Prevent injury by buying the right toys


In 2003, more than 10,000 children age 14 and younger were treated in U.S. hospital emergency rooms for eye injuries related to toys. These injuries can result from accidents (e.g., a child tripping over a toy that is left on the floor), unintended misuse of the toy, or an inherent flaw in the toy's design or material.

"The fact is that virtually all of these eye injuries are preventable. You can help keep your children safe by showing them how to use the toys properly, by supervising them if they are very young, and by using sound judgment, rather than following the latest fad, when making a purchase," says Steve Peterson, President & CEO of Prevent Blindness Tri-State.

"When choosing toys for your children, you need to make sure the toys are well constructed and appropriate for their ability and age," adds Peterson. Prevent Blindness Tri-State (PBTS) recommends avoiding toys that shoot projectiles, such as air and BB guns - they contribute to a large number of serious eye injuries including blindness, and sometimes result in deadly accidents. In 2003, 1,700 eye injuries occurred in children age 14 and younger related to toy weapons, BB guns, slingshots and other propelled toys.

READ MORE: Toys to encourage learning

Prevent Blindness Tri-State offers the following tips:

• Inspect toys for safe construction. Products given to young children should be made of durable plastic or wood with no sharp edges or points. The toys should be able to withstand impact. Avoid purchasing toys for young children with small parts, as they tend to put items in their mouths, increasing their risk of choking.

• Check your children's toys regularly for broken parts. Throw out broken toys immediately if they cannot be safely repaired. Older kids often alter their toys and misuse them, making them unsafe. It is better to be vigilant, even with older kids, so that serious eye injuries can be prevented.

• Read the instructions and the suggested age level on the packaging. Assess whether the item is appropriate for the child's ability and age. Age labeling is provided not just for developmental reasons, but for safety reasons as well.

• Look for the symbol ASTM F963. This indicates the product meets the national safety standards set by the American Society for Testing and Materials (ASTM).

• Make recommendations to family members and friends about gifts that you feel are appropriate for your child.

• Remain aware of recalled products. Large toy retailers post regular notices of recalled toys usually at the front of stores. Take recalled products back to the store where they were purchased for a full refund. For further information on toy and product recalls, visit the U.S. Product Safety Commission website.

READ MORE: The debate on educational toys

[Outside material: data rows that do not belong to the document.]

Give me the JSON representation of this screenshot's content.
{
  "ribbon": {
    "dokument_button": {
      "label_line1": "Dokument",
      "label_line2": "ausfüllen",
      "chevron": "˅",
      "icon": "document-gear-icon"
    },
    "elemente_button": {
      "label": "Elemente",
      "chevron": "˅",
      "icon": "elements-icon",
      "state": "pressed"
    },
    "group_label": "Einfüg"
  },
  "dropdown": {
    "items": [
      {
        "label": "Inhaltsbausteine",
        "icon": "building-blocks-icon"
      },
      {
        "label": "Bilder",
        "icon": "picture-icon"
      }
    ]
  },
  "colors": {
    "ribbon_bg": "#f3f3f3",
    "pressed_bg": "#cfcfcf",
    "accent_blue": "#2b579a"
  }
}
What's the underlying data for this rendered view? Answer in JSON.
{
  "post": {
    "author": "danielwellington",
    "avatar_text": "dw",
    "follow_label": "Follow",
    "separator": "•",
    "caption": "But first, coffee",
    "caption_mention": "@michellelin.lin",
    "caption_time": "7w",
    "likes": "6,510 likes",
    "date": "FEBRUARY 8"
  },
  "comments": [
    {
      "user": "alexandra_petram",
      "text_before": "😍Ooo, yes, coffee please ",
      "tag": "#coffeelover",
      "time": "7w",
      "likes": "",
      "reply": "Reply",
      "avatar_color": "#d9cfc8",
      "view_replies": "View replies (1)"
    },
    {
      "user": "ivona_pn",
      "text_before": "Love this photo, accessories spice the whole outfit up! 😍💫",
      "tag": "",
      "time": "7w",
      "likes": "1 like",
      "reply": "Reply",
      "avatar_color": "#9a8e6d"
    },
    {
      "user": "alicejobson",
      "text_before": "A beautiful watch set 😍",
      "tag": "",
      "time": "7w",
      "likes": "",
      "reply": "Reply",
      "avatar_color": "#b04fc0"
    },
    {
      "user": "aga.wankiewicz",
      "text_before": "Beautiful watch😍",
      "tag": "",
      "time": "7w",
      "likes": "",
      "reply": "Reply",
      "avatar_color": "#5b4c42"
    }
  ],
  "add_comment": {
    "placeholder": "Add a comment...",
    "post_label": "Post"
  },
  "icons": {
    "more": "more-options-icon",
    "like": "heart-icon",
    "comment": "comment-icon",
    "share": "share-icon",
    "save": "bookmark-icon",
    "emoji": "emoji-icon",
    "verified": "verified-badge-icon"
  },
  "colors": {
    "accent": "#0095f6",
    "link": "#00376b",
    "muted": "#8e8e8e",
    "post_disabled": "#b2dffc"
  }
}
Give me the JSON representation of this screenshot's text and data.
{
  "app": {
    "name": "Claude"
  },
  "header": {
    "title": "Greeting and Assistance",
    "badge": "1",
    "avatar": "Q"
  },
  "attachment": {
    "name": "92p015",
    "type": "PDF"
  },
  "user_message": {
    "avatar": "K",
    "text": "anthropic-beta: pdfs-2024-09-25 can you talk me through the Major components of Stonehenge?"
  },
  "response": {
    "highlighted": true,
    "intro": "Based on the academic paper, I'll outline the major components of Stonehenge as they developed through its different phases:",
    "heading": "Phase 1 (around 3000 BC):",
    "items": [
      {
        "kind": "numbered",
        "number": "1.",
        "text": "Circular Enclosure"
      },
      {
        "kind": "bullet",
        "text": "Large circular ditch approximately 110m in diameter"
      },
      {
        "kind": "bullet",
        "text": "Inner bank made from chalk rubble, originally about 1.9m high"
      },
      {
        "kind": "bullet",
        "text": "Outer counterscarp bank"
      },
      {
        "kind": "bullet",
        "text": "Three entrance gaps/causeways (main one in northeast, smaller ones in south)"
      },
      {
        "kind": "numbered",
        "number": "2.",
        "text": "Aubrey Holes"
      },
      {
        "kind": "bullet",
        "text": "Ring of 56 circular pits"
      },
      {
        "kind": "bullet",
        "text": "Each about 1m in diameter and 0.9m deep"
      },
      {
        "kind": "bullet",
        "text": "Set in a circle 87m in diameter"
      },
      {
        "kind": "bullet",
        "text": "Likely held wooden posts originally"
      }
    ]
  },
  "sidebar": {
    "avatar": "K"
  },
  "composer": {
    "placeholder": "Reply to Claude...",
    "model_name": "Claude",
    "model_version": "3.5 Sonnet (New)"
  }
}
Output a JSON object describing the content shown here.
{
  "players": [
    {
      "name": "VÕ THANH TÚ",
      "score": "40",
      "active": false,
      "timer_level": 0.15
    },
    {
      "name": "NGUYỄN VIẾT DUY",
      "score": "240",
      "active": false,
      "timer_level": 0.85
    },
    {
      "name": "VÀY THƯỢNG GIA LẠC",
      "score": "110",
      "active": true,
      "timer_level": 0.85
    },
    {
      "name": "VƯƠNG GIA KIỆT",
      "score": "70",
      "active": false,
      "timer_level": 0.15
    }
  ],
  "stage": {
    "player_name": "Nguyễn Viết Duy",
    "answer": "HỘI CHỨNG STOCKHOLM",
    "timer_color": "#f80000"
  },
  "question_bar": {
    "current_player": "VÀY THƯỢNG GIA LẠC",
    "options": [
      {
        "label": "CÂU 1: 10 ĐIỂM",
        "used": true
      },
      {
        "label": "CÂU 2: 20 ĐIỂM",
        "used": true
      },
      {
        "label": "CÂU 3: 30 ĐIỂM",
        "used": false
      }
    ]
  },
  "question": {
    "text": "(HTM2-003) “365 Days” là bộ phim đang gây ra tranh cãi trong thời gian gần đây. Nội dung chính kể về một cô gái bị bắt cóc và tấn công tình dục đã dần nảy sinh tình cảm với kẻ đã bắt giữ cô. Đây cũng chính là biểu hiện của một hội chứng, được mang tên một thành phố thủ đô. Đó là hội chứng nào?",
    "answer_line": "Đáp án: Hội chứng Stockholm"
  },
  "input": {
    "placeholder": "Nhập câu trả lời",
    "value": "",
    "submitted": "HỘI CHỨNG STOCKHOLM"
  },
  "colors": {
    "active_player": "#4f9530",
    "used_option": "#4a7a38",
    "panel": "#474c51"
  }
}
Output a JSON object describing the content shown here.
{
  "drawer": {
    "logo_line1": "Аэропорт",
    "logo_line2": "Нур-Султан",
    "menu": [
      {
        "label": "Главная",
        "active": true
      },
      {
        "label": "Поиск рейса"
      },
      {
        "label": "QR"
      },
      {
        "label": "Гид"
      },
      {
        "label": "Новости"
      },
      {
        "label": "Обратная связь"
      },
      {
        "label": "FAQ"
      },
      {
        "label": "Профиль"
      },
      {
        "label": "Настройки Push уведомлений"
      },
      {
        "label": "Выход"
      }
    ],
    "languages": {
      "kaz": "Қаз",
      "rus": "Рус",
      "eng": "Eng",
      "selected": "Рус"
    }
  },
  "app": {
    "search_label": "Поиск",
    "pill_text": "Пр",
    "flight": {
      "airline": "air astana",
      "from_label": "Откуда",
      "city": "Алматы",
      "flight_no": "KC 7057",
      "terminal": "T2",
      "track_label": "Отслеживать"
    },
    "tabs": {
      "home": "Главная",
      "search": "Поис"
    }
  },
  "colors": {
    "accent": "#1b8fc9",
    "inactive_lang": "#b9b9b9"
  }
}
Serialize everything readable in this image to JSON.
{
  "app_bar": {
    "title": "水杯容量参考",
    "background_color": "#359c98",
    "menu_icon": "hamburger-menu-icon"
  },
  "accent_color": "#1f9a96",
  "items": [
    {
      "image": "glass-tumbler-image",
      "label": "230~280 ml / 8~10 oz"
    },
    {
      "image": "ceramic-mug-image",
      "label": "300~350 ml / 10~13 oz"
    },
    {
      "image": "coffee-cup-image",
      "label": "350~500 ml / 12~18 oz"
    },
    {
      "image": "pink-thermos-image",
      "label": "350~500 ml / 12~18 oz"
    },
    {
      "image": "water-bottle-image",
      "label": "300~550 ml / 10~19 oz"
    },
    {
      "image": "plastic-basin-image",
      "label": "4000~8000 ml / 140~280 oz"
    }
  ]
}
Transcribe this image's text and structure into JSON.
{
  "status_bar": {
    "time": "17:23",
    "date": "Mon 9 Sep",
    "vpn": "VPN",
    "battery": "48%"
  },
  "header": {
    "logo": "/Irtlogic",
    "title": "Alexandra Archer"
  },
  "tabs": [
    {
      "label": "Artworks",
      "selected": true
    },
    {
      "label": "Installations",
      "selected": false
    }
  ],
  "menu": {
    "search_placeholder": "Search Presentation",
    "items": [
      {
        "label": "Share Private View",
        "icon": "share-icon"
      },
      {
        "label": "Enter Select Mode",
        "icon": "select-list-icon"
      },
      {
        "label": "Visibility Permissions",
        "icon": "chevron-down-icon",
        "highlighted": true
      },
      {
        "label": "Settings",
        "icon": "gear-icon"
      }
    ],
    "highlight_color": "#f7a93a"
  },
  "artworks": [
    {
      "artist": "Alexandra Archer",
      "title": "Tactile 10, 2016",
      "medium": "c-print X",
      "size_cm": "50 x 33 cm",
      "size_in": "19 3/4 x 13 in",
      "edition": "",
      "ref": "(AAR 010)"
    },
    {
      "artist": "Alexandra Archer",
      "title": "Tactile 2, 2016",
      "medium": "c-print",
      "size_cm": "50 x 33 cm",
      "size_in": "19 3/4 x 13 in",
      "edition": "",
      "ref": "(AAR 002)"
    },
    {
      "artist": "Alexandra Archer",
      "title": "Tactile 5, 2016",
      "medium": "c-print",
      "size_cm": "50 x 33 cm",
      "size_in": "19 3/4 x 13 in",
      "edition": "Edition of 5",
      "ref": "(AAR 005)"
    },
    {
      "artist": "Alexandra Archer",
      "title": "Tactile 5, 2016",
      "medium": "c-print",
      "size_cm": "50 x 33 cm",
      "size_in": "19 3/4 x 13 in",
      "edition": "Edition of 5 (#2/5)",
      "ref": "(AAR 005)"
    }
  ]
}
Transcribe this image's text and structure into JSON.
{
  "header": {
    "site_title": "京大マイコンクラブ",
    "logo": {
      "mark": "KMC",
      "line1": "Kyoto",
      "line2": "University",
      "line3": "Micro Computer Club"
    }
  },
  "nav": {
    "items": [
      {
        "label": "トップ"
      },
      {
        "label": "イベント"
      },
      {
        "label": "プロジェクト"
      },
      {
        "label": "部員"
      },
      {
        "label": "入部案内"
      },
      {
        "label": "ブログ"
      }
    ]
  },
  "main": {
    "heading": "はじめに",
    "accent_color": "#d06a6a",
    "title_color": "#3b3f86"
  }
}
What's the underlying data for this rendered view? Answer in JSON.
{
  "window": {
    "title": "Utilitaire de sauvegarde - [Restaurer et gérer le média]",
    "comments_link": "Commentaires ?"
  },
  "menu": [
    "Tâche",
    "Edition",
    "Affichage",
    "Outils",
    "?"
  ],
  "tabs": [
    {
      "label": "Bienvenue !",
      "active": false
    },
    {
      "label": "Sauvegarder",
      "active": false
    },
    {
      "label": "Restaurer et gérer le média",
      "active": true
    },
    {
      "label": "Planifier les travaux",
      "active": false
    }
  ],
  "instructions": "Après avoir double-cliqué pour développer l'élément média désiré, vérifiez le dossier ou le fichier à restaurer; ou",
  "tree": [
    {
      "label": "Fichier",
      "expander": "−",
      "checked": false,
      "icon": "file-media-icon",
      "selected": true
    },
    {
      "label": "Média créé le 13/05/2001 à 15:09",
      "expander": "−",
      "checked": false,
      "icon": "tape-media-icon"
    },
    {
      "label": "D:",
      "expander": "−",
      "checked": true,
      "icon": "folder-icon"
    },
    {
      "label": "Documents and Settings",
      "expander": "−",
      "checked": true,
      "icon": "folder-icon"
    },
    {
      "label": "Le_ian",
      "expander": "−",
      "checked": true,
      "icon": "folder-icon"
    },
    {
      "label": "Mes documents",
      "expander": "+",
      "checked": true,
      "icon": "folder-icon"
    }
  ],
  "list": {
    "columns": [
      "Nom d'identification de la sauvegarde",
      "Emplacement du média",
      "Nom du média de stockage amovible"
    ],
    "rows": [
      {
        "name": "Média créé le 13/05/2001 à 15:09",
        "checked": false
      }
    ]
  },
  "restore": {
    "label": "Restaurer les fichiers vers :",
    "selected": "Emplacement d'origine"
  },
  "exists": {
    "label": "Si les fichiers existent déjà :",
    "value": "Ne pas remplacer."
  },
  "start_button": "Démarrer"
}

PBTS offers two free fact sheets, Tips for Choosing Safe Toys, and Most Dangerous Toys to Children's Eyes, hoping to reduce the number of toy-related eye injuries that occur among children during the holiday season and throughout the year.

A proud member of the Prevent Blindness America family of affiliates, we are committed to eliminating preventable blindness in the Tri-State area. For more information, or to receive a free fact sheet, call 1-800-331-2020 or visit us on the web.